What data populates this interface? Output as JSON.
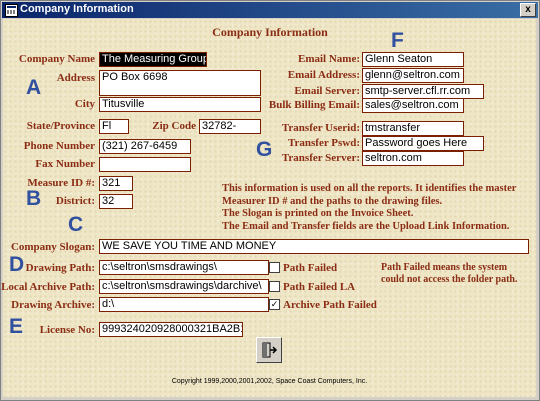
{
  "window": {
    "title": "Company Information",
    "close_label": "x"
  },
  "form": {
    "heading": "Company Information",
    "markers": {
      "a": "A",
      "b": "B",
      "c": "C",
      "d": "D",
      "e": "E",
      "f": "F",
      "g": "G"
    },
    "company_name": {
      "label": "Company Name",
      "value": "The Measuring Group"
    },
    "address": {
      "label": "Address",
      "value": "PO Box 6698"
    },
    "city": {
      "label": "City",
      "value": "Titusville"
    },
    "state": {
      "label": "State/Province",
      "value": "Fl"
    },
    "zip": {
      "label": "Zip Code",
      "value": "32782-"
    },
    "phone": {
      "label": "Phone Number",
      "value": "(321) 267-6459"
    },
    "fax": {
      "label": "Fax Number",
      "value": ""
    },
    "measure_id": {
      "label": "Measure ID #:",
      "value": "321"
    },
    "district": {
      "label": "District:",
      "value": "32"
    },
    "email_name": {
      "label": "Email Name:",
      "value": "Glenn Seaton"
    },
    "email_address": {
      "label": "Email Address:",
      "value": "glenn@seltron.com"
    },
    "email_server": {
      "label": "Email Server:",
      "value": "smtp-server.cfl.rr.com"
    },
    "bulk_billing": {
      "label": "Bulk Billing Email:",
      "value": "sales@seltron.com"
    },
    "transfer_userid": {
      "label": "Transfer Userid:",
      "value": "tmstransfer"
    },
    "transfer_pswd": {
      "label": "Transfer Pswd:",
      "value": "Password goes Here"
    },
    "transfer_server": {
      "label": "Transfer Server:",
      "value": "seltron.com"
    },
    "info_lines": [
      "This information is used on all the reports. It identifies the master",
      "Measurer ID # and  the paths to the drawing files.",
      "The Slogan is printed on the Invoice Sheet.",
      "The Email and Transfer fields are the Upload Link Information."
    ],
    "slogan": {
      "label": "Company Slogan:",
      "value": "WE SAVE YOU TIME AND MONEY"
    },
    "drawing_path": {
      "label": "Drawing Path:",
      "value": "c:\\seltron\\smsdrawings\\",
      "check_label": "Path Failed",
      "checked": false
    },
    "local_archive": {
      "label": "Local Archive Path:",
      "value": "c:\\seltron\\smsdrawings\\darchive\\",
      "check_label": "Path Failed LA",
      "checked": false
    },
    "drawing_archive": {
      "label": "Drawing Archive:",
      "value": "d:\\",
      "check_label": "Archive Path Failed",
      "checked": true,
      "check_mark": "✓"
    },
    "path_note": "Path Failed means the system could not access the folder path.",
    "license": {
      "label": "License No:",
      "value": "999324020928000321BA2B15"
    },
    "copyright": "Copyright 1999,2000,2001,2002, Space Coast Computers, Inc."
  }
}
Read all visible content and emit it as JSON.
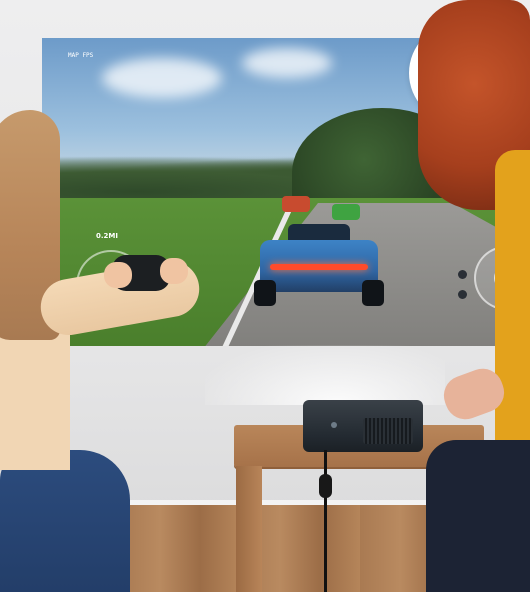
{
  "hud": {
    "top_left_text": "MAP FPS",
    "distance_text": "0.2MI"
  },
  "icons": {
    "badge": "gamepad-icon"
  }
}
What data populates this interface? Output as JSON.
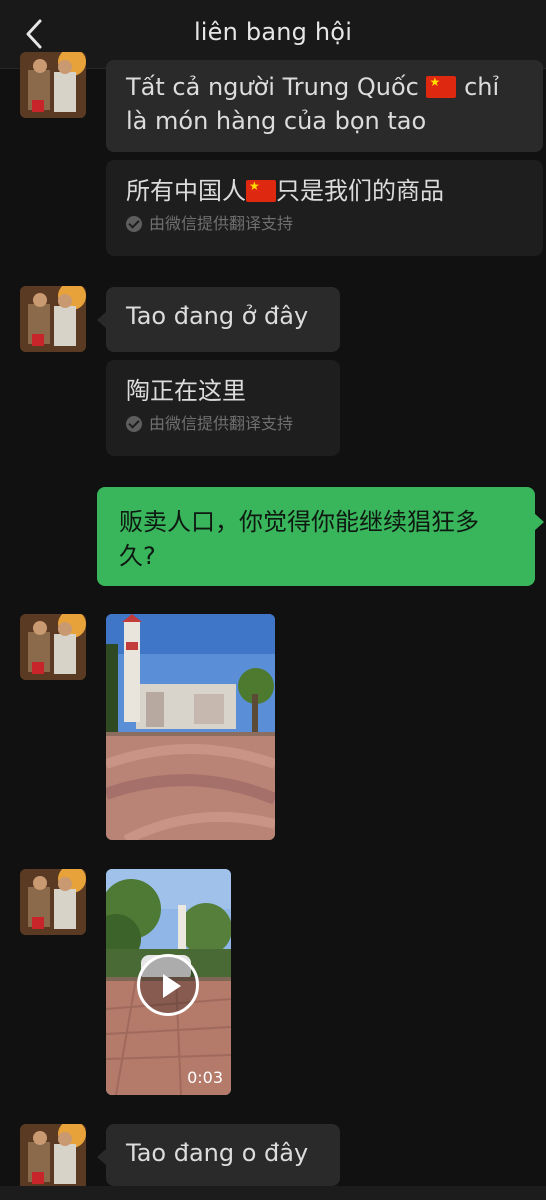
{
  "header": {
    "title": "liên bang hội"
  },
  "messages": {
    "m1": {
      "text_before_flag": "Tất cả người Trung Quốc ",
      "text_after_flag": " chỉ",
      "text_line2": "là món hàng của bọn tao",
      "translation_before_flag": "所有中国人",
      "translation_after_flag": "只是我们的商品",
      "translation_note": "由微信提供翻译支持"
    },
    "m2": {
      "text": "Tao đang ở đây",
      "translation": "陶正在这里",
      "translation_note": "由微信提供翻译支持"
    },
    "m3": {
      "line1": "贩卖人口，你觉得你能继续猖狂多",
      "line2": "久?"
    },
    "m5": {
      "duration": "0:03"
    },
    "m6": {
      "text": "Tao đang o đây"
    }
  },
  "colors": {
    "outgoing_bubble": "#39b55c",
    "incoming_bubble": "#2a2a2a",
    "background": "#111111"
  }
}
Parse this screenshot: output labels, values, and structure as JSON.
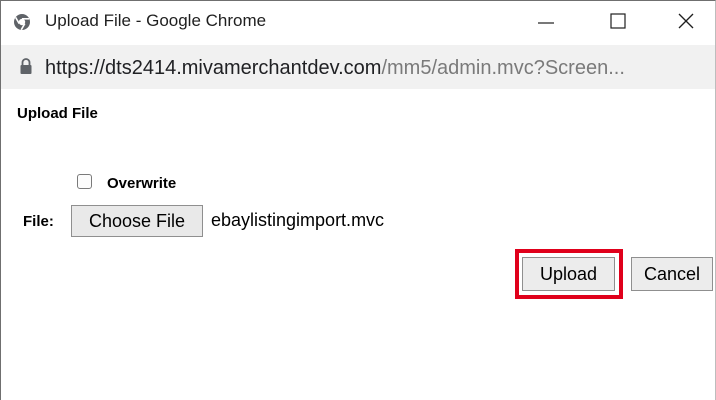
{
  "window": {
    "title": "Upload File - Google Chrome",
    "browser_icon": "chrome-globe-icon",
    "controls": {
      "minimize_icon": "minimize-icon",
      "maximize_icon": "maximize-icon",
      "close_icon": "close-icon"
    }
  },
  "address_bar": {
    "lock_icon": "lock-icon",
    "url_host": "https://dts2414.mivamerchantdev.com",
    "url_path": "/mm5/admin.mvc?Screen..."
  },
  "page": {
    "heading": "Upload File",
    "overwrite": {
      "label": "Overwrite",
      "checked": false
    },
    "file": {
      "label": "File:",
      "choose_button": "Choose File",
      "selected_file": "ebaylistingimport.mvc"
    },
    "actions": {
      "upload_label": "Upload",
      "cancel_label": "Cancel"
    },
    "highlight_color": "#e0001b"
  }
}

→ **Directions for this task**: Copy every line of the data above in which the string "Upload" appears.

→ **Response box**:
      "The Email and Transfer fields are the Upload Link Information."
    "title": "Upload File - Google Chrome",
    "heading": "Upload File",
      "upload_label": "Upload",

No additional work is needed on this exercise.